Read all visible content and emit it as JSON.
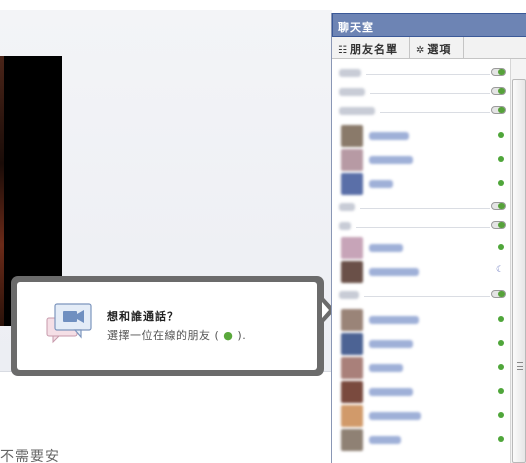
{
  "popup": {
    "title": "想和誰通話？",
    "subtitle_prefix": "選擇一位在線的朋友 (",
    "subtitle_dot": "●",
    "subtitle_suffix": ")."
  },
  "footer": {
    "text": "不需要安"
  },
  "chat": {
    "title": "聊天室",
    "tabs": {
      "friends": "朋友名單",
      "options": "選項"
    },
    "icons": {
      "friends_tab": "list-icon",
      "options_tab": "gear-icon"
    },
    "colors": {
      "header_bg": "#6d84b4",
      "online": "#4fa63a",
      "idle": "#7a86c5"
    },
    "rows": [
      {
        "kind": "group",
        "toggle": "on"
      },
      {
        "kind": "group",
        "toggle": "on"
      },
      {
        "kind": "group",
        "toggle": "on"
      },
      {
        "kind": "friend",
        "status": "online",
        "avatar": "#8a7a6a"
      },
      {
        "kind": "friend",
        "status": "online",
        "avatar": "#b79aa4"
      },
      {
        "kind": "friend",
        "status": "online",
        "avatar": "#5a6fa8"
      },
      {
        "kind": "group",
        "toggle": "on"
      },
      {
        "kind": "group",
        "toggle": "on"
      },
      {
        "kind": "friend",
        "status": "online",
        "avatar": "#c7a4b8"
      },
      {
        "kind": "friend",
        "status": "idle",
        "avatar": "#6a5048"
      },
      {
        "kind": "group",
        "toggle": "on"
      },
      {
        "kind": "friend",
        "status": "online",
        "avatar": "#9a8478"
      },
      {
        "kind": "friend",
        "status": "online",
        "avatar": "#4c6394"
      },
      {
        "kind": "friend",
        "status": "online",
        "avatar": "#a9807a"
      },
      {
        "kind": "friend",
        "status": "online",
        "avatar": "#7a4a3e"
      },
      {
        "kind": "friend",
        "status": "online",
        "avatar": "#d19a6a"
      },
      {
        "kind": "friend",
        "status": "online",
        "avatar": "#8f8174"
      }
    ]
  }
}
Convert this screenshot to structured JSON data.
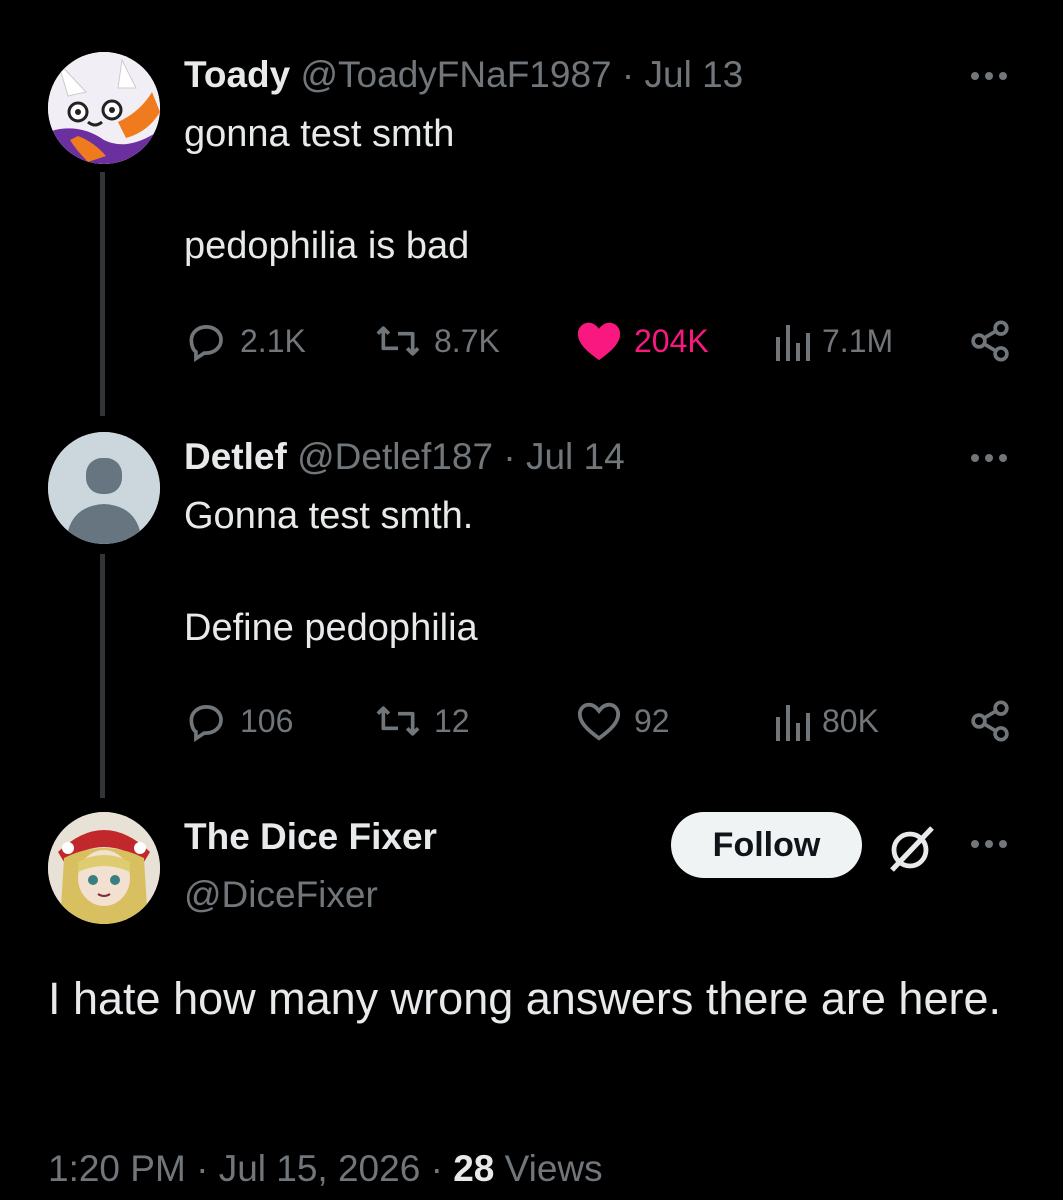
{
  "tweets": [
    {
      "name": "Toady",
      "handle": "@ToadyFNaF1987",
      "separator": "·",
      "date": "Jul 13",
      "line1": "gonna test smth",
      "line2": "pedophilia is bad",
      "replies": "2.1K",
      "reposts": "8.7K",
      "likes": "204K",
      "views": "7.1M",
      "liked": true
    },
    {
      "name": "Detlef",
      "handle": "@Detlef187",
      "separator": "·",
      "date": "Jul 14",
      "line1": "Gonna test smth.",
      "line2": "Define pedophilia",
      "replies": "106",
      "reposts": "12",
      "likes": "92",
      "views": "80K",
      "liked": false
    }
  ],
  "main": {
    "name": "The Dice Fixer",
    "handle": "@DiceFixer",
    "follow_label": "Follow",
    "text": "I hate how many wrong answers there are here.",
    "time": "1:20 PM",
    "separator": "·",
    "date": "Jul 15, 2026",
    "views_count": "28",
    "views_label": "Views"
  },
  "colors": {
    "background": "#000000",
    "text": "#e7e9ea",
    "secondary": "#71767b",
    "like_active": "#f91880",
    "thread_line": "#333639"
  },
  "icons": {
    "reply": "reply-icon",
    "repost": "repost-icon",
    "like": "heart-icon",
    "views": "views-icon",
    "share": "share-icon",
    "more": "more-icon",
    "grok": "grok-icon"
  }
}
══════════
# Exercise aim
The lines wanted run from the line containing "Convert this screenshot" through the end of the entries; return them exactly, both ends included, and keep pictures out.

# Result below
Convert this screenshot to structured JSON data.
{
  "tweets": [
    {
      "name": "Toady",
      "handle": "@ToadyFNaF1987",
      "separator": "·",
      "date": "Jul 13",
      "line1": "gonna test smth",
      "line2": "pedophilia is bad",
      "replies": "2.1K",
      "reposts": "8.7K",
      "likes": "204K",
      "views": "7.1M",
      "liked": true
    },
    {
      "name": "Detlef",
      "handle": "@Detlef187",
      "separator": "·",
      "date": "Jul 14",
      "line1": "Gonna test smth.",
      "line2": "Define pedophilia",
      "replies": "106",
      "reposts": "12",
      "likes": "92",
      "views": "80K",
      "liked": false
    }
  ],
  "main": {
    "name": "The Dice Fixer",
    "handle": "@DiceFixer",
    "follow_label": "Follow",
    "text": "I hate how many wrong answers there are here.",
    "time": "1:20 PM",
    "separator": "·",
    "date": "Jul 15, 2026",
    "views_count": "28",
    "views_label": "Views"
  },
  "colors": {
    "background": "#000000",
    "text": "#e7e9ea",
    "secondary": "#71767b",
    "like_active": "#f91880",
    "thread_line": "#333639"
  },
  "icons": {
    "reply": "reply-icon",
    "repost": "repost-icon",
    "like": "heart-icon",
    "views": "views-icon",
    "share": "share-icon",
    "more": "more-icon",
    "grok": "grok-icon"
  }
}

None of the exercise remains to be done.